  6. Strayer,A., 2005. Lumbar Spine: Common Pathology and Interventions. The Journal of Neuroscience Nursing. 37(4) pp 181-193.
  7. 7.0 7.1 7.2 Palastanga,N.,Field,D.,Soames,R.,2006. Anatomy and Human Movement: Structure and Function. Butterworth Heinemann Elsevier:London
  8. 8.0 8.1 8.2 8.3 8.4 8.5 8.6 8.7 8.8 Peh,W.C.G., 2009. Image-guided Facet Joint Injection. [online] Available at:[Accessed 27 December 2012]
  9. 9.0 9.1 9.2 9.3 9.4 9.5 Sehgal,N., Dunbar,E.E., Shah,R.V., Colson,J., 2007. Systematic Review of Diagnostic Utility of Facet (Zygopophysial) Joint Injections In Chronic Spinal Pain: An Update. Journal of Pain Physician [online] Available at:[Accessed 29 Nov 2012].
  10. 10.0 10.1 10.2 Manchikanti, L., Boswell,M.V., Singh,V., Pampati,V., Damron,K.S., Beyer,C.D., 2004. Prevalence of Facet Joint Pain in Chronic Spinal Pain of Cervical, Thoracic, and Lumbar Regions, [online] Available at:[Accessed 27 December 2012].
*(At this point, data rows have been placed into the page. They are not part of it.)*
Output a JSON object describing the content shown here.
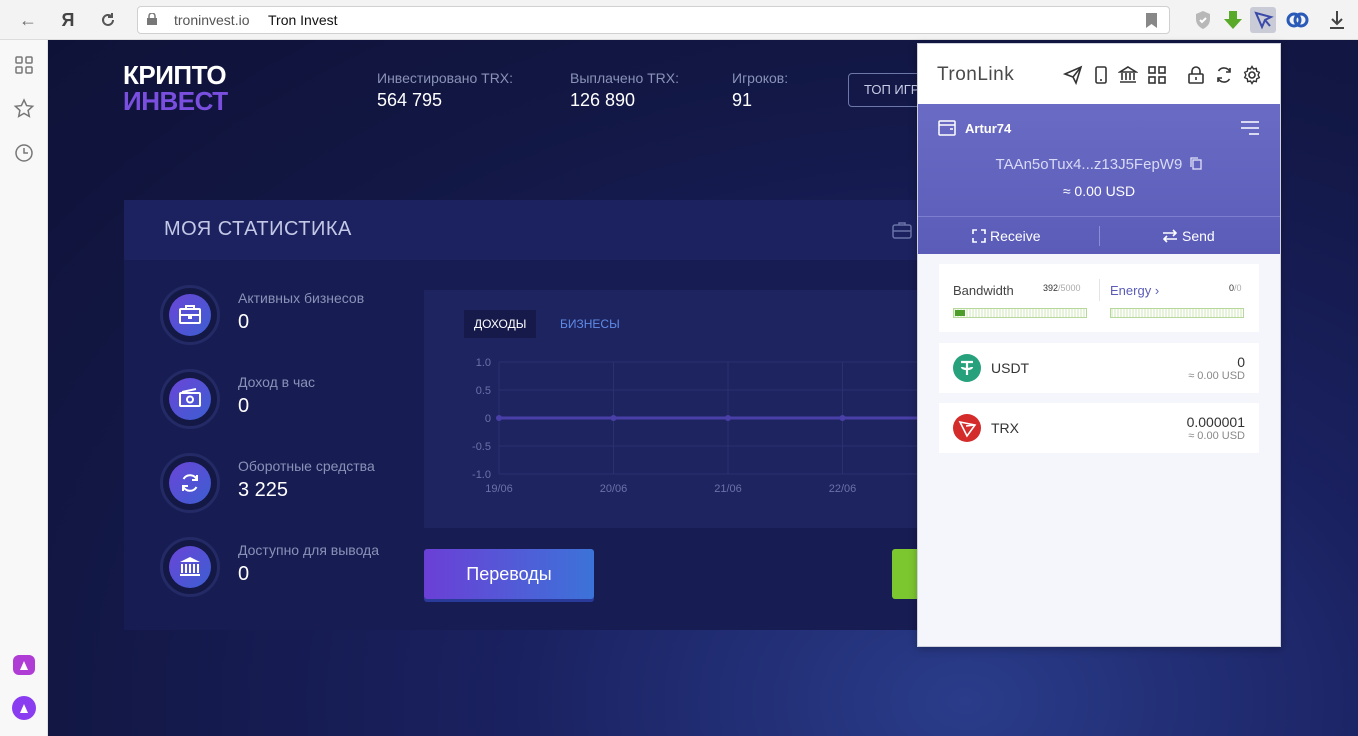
{
  "browser": {
    "brand": "Я",
    "url_domain": "troninvest.io",
    "page_title": "Tron Invest"
  },
  "site": {
    "logo_line1": "КРИПТО",
    "logo_line2": "ИНВЕСТ",
    "header_stats": [
      {
        "label": "Инвестировано TRX:",
        "value": "564 795"
      },
      {
        "label": "Выплачено TRX:",
        "value": "126 890"
      },
      {
        "label": "Игроков:",
        "value": "91"
      }
    ],
    "top_button": "ТОП ИГРОКОВ",
    "panel_title": "МОЯ СТАТИСТИКА",
    "stats": [
      {
        "label": "Активных бизнесов",
        "value": "0",
        "icon": "briefcase-icon"
      },
      {
        "label": "Доход в час",
        "value": "0",
        "icon": "money-icon"
      },
      {
        "label": "Оборотные средства",
        "value": "3 225",
        "icon": "refresh-icon"
      },
      {
        "label": "Доступно для вывода",
        "value": "0",
        "icon": "bank-icon"
      }
    ],
    "chart_tabs": {
      "active": "ДОХОДЫ",
      "inactive": "БИЗНЕСЫ"
    },
    "transfers_button": "Переводы"
  },
  "chart_data": {
    "type": "line",
    "categories": [
      "19/06",
      "20/06",
      "21/06",
      "22/06"
    ],
    "series": [
      {
        "values": [
          0,
          0,
          0,
          0
        ]
      }
    ],
    "y_ticks": [
      "1.0",
      "0.5",
      "0",
      "-0.5",
      "-1.0"
    ],
    "ylim": [
      -1.0,
      1.0
    ],
    "grid": true
  },
  "tronlink": {
    "logo": "TronLink",
    "account_name": "Artur74",
    "address": "TAAn5oTux4...z13J5FepW9",
    "balance_usd": "≈ 0.00 USD",
    "receive_label": "Receive",
    "send_label": "Send",
    "bandwidth": {
      "label": "Bandwidth",
      "used": "392",
      "total": "/5000",
      "fraction": 0.0784
    },
    "energy": {
      "label": "Energy",
      "arrow": "›",
      "used": "0",
      "total": "/0"
    },
    "tokens": [
      {
        "name": "USDT",
        "amount": "0",
        "usd": "≈ 0.00 USD",
        "color": "#26a17b"
      },
      {
        "name": "TRX",
        "amount": "0.000001",
        "usd": "≈ 0.00 USD",
        "color": "#d42b2b"
      }
    ]
  }
}
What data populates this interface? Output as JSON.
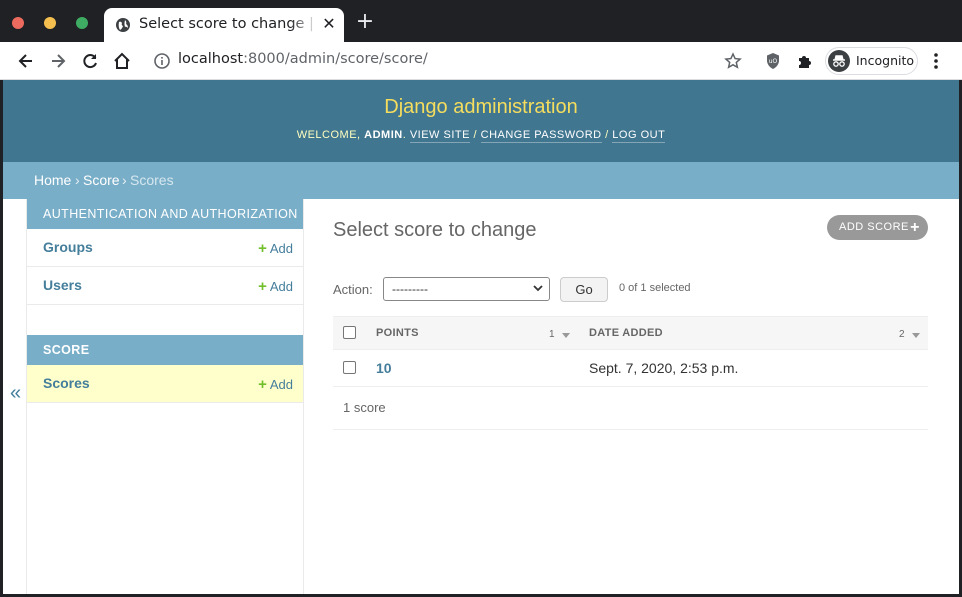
{
  "browser": {
    "tab_title": "Select score to change | Dj",
    "close_glyph": "✕",
    "new_tab_glyph": "+",
    "url_host": "localhost",
    "url_path": ":8000/admin/score/score/",
    "incognito_label": "Incognito"
  },
  "header": {
    "brand": "Django administration",
    "welcome": "WELCOME, ",
    "user": "ADMIN",
    "dot": ". ",
    "view_site": "VIEW SITE",
    "sep": " / ",
    "change_password": "CHANGE PASSWORD",
    "log_out": "LOG OUT"
  },
  "breadcrumbs": {
    "home": "Home",
    "app": "Score",
    "current": "Scores",
    "sep": "›"
  },
  "sidebar": {
    "toggle": "«",
    "modules": [
      {
        "caption": "AUTHENTICATION AND AUTHORIZATION",
        "items": [
          {
            "name": "Groups",
            "add": "Add"
          },
          {
            "name": "Users",
            "add": "Add"
          }
        ]
      },
      {
        "caption": "SCORE",
        "items": [
          {
            "name": "Scores",
            "add": "Add"
          }
        ]
      }
    ],
    "plus": "+"
  },
  "content": {
    "title": "Select score to change",
    "add_button": "ADD SCORE",
    "action_label": "Action:",
    "action_value": "---------",
    "go": "Go",
    "selected": "0 of 1 selected",
    "columns": [
      {
        "label": "POINTS",
        "sort": "1"
      },
      {
        "label": "DATE ADDED",
        "sort": "2"
      }
    ],
    "rows": [
      {
        "points": "10",
        "date_added": "Sept. 7, 2020, 2:53 p.m."
      }
    ],
    "count": "1 score"
  },
  "colors": {
    "header": "#417690",
    "breadcrumbs": "#79aec8",
    "brand": "#f5dd5d",
    "link": "#447e9b",
    "add_green": "#70bf2b",
    "selected_row": "#ffffcc"
  }
}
  11. Sehgal, N., Shah, R., McKenzie-Brown, A. and Everett, C. (2005) Diagnostic utility of facet (zygapophysial) joint injections in chronic spinal pain: a systematic review of evidence. Pain Physician 8(2): pp.211–224.
  12. Murtagh, F. (1988) Computed tomography and fluoroscopy guided anesthesia and steroid injection in facet syndrome. Spine 13(6): pp.686–689.
  13. 13.0 13.1 Lynch, M. and Taylor, J. (1986) Facet joint injection for low back pain: a clinical study. Journal of Bone and Joint Surgery, British Volume 68(1): pp.138-141.
  14. NHS Evidence 2012. Lumbar facet joint injection. [online] Available at: [Accessed 04 January 2013].
  15. Harvey,J., Tanner, S., 1991. Low Back Pain in Young Athletes. Journal of Sports Medicine. 12(6) pp.394-406.
  16. 16.0 16.1 Cheng,J., Adbi,S.A., 2007. Complications of Joint, Tendon and Muscle Injections. National Institutes of Health. [online] Available at:[Accessed 28 December 2012]
  17. 17.0 17.1 17.2 17.3 BUPA,2009. Facet Joint Infection. [online] Available at:[Accessed 30 December 2012]
  18. MedCentral Health System, 2012. Facet Injections. [online] Available at[Accessed 30 December 2012].
  19. 19.0 19.1 Staal. B, Bie. R, De Vet. H, Hildebrandt. J, Nelemans. P, 2008, Injection therapy for subacute and chronic low back pain, Department of Epidemiology and Caphri Research Institute, Maastricht University, Maastricht, Netherlands, The Cochrane database of systematic reviews, Volume 16, Edition 3
  20. Carette. S, Marcoux. S, Truchon. N, Grondin. C, Gagnon. J, Allard. Y, Latulippe. M, 1991, A controlled trial of corticosteroid injections into facet joints for chronic low back pain, Laval University, Quebec City, Quebec, Canada, New England Journal of Medicine, Volume 325, Edition 1, Pages 1002-1007.
  21. NICE clinical guidelines, CG88, Low Back Pain, 2009
  22. Mayer. T, Gatchel. R, Keeley. J, McGeary. D, Dersh. J, Anagnostis. C, 2004, A randomised clinical trial of treatment for lumbar segmental rigidity, Department of Orthopedic Surgery, University of Texas Southwestern Medical Center at Dallas, TX, USA, Spine, Volume 29, Edition 20, Pages 2199-2205